■ GOAL OF THE EXERCISE ■
Where does the word "after" appear in the entries below? Copy each line that holds it.

■ RECORDS PROVIDED ■
------------------------

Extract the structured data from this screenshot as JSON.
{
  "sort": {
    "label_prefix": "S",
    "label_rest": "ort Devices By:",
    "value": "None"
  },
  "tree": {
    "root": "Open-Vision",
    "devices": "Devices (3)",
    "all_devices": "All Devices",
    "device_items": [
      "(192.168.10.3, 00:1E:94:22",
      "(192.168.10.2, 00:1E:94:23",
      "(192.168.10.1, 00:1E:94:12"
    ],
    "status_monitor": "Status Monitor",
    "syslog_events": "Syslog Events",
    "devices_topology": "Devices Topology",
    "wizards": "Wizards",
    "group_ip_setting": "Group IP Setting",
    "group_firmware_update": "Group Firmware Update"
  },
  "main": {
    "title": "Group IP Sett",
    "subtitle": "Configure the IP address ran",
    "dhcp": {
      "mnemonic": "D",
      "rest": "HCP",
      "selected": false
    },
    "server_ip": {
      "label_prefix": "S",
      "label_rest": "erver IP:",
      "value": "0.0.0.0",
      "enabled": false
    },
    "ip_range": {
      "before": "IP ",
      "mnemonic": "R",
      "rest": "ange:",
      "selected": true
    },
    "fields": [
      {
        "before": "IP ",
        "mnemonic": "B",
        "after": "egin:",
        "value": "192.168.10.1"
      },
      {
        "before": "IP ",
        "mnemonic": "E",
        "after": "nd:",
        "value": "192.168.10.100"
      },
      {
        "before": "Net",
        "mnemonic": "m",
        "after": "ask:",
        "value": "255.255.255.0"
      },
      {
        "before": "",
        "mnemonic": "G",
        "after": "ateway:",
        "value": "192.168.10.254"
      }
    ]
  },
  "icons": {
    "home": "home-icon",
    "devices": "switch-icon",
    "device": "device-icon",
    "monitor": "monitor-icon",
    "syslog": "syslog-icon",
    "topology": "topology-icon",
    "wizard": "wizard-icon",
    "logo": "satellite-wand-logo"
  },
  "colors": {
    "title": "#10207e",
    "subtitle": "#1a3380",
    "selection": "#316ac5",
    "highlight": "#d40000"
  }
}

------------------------

■ YOUR RESPONSE ■
        "after": "egin:",
        "after": "nd:",
        "after": "ask:",
        "after": "ateway:",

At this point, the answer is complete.